_Material provided:_
>>>>
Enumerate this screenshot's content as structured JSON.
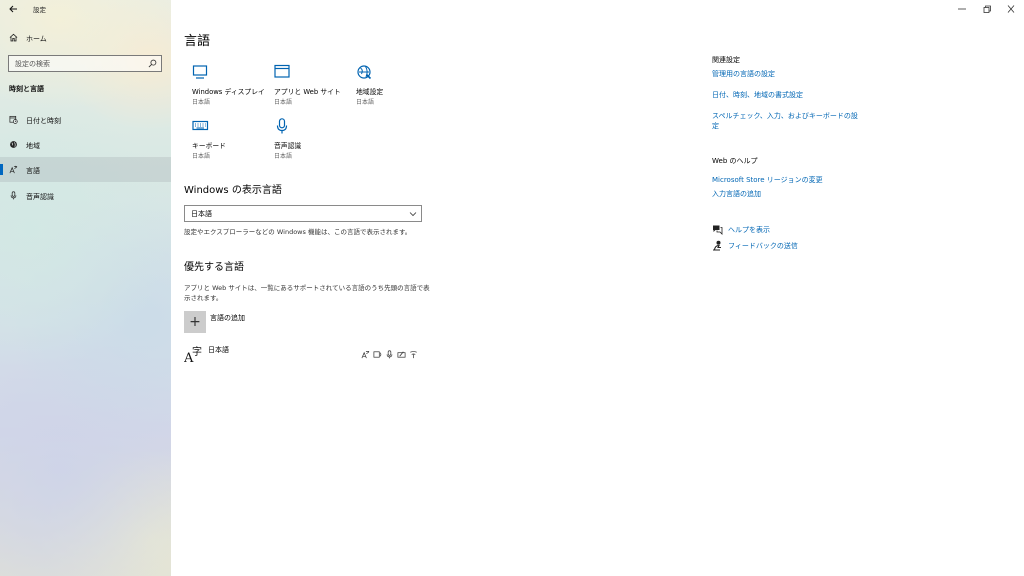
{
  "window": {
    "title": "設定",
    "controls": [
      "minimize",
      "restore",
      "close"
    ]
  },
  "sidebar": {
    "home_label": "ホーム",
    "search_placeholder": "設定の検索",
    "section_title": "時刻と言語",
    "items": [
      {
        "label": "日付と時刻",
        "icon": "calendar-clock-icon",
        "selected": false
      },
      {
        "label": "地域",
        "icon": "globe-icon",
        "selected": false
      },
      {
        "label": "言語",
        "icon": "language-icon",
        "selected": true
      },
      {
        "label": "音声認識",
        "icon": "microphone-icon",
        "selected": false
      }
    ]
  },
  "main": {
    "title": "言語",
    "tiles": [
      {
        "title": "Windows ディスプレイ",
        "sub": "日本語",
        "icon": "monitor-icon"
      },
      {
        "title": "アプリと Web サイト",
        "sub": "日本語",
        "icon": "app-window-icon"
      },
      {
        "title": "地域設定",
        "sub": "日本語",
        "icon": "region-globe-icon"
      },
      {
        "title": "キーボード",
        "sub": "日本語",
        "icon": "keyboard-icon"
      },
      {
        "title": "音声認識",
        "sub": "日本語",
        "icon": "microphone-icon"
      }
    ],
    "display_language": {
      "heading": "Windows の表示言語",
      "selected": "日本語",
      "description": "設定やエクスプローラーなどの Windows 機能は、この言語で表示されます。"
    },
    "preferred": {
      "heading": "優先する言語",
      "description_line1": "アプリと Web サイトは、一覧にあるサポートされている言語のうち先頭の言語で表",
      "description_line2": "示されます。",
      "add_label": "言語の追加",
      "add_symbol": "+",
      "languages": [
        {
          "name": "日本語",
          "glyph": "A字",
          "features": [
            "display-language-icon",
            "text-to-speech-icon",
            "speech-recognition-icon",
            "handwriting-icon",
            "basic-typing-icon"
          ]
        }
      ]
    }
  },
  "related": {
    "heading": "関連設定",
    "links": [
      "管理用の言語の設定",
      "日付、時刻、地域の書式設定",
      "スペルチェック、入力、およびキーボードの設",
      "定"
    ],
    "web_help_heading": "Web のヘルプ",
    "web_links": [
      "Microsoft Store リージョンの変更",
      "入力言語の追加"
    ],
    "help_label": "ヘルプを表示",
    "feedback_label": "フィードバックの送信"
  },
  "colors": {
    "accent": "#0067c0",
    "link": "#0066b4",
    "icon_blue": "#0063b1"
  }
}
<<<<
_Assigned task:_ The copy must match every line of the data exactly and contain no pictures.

_Solution:_
Enumerate this screenshot's content as structured JSON.
{
  "window": {
    "title": "設定",
    "controls": [
      "minimize",
      "restore",
      "close"
    ]
  },
  "sidebar": {
    "home_label": "ホーム",
    "search_placeholder": "設定の検索",
    "section_title": "時刻と言語",
    "items": [
      {
        "label": "日付と時刻",
        "icon": "calendar-clock-icon",
        "selected": false
      },
      {
        "label": "地域",
        "icon": "globe-icon",
        "selected": false
      },
      {
        "label": "言語",
        "icon": "language-icon",
        "selected": true
      },
      {
        "label": "音声認識",
        "icon": "microphone-icon",
        "selected": false
      }
    ]
  },
  "main": {
    "title": "言語",
    "tiles": [
      {
        "title": "Windows ディスプレイ",
        "sub": "日本語",
        "icon": "monitor-icon"
      },
      {
        "title": "アプリと Web サイト",
        "sub": "日本語",
        "icon": "app-window-icon"
      },
      {
        "title": "地域設定",
        "sub": "日本語",
        "icon": "region-globe-icon"
      },
      {
        "title": "キーボード",
        "sub": "日本語",
        "icon": "keyboard-icon"
      },
      {
        "title": "音声認識",
        "sub": "日本語",
        "icon": "microphone-icon"
      }
    ],
    "display_language": {
      "heading": "Windows の表示言語",
      "selected": "日本語",
      "description": "設定やエクスプローラーなどの Windows 機能は、この言語で表示されます。"
    },
    "preferred": {
      "heading": "優先する言語",
      "description_line1": "アプリと Web サイトは、一覧にあるサポートされている言語のうち先頭の言語で表",
      "description_line2": "示されます。",
      "add_label": "言語の追加",
      "add_symbol": "+",
      "languages": [
        {
          "name": "日本語",
          "glyph": "A字",
          "features": [
            "display-language-icon",
            "text-to-speech-icon",
            "speech-recognition-icon",
            "handwriting-icon",
            "basic-typing-icon"
          ]
        }
      ]
    }
  },
  "related": {
    "heading": "関連設定",
    "links": [
      "管理用の言語の設定",
      "日付、時刻、地域の書式設定",
      "スペルチェック、入力、およびキーボードの設",
      "定"
    ],
    "web_help_heading": "Web のヘルプ",
    "web_links": [
      "Microsoft Store リージョンの変更",
      "入力言語の追加"
    ],
    "help_label": "ヘルプを表示",
    "feedback_label": "フィードバックの送信"
  },
  "colors": {
    "accent": "#0067c0",
    "link": "#0066b4",
    "icon_blue": "#0063b1"
  }
}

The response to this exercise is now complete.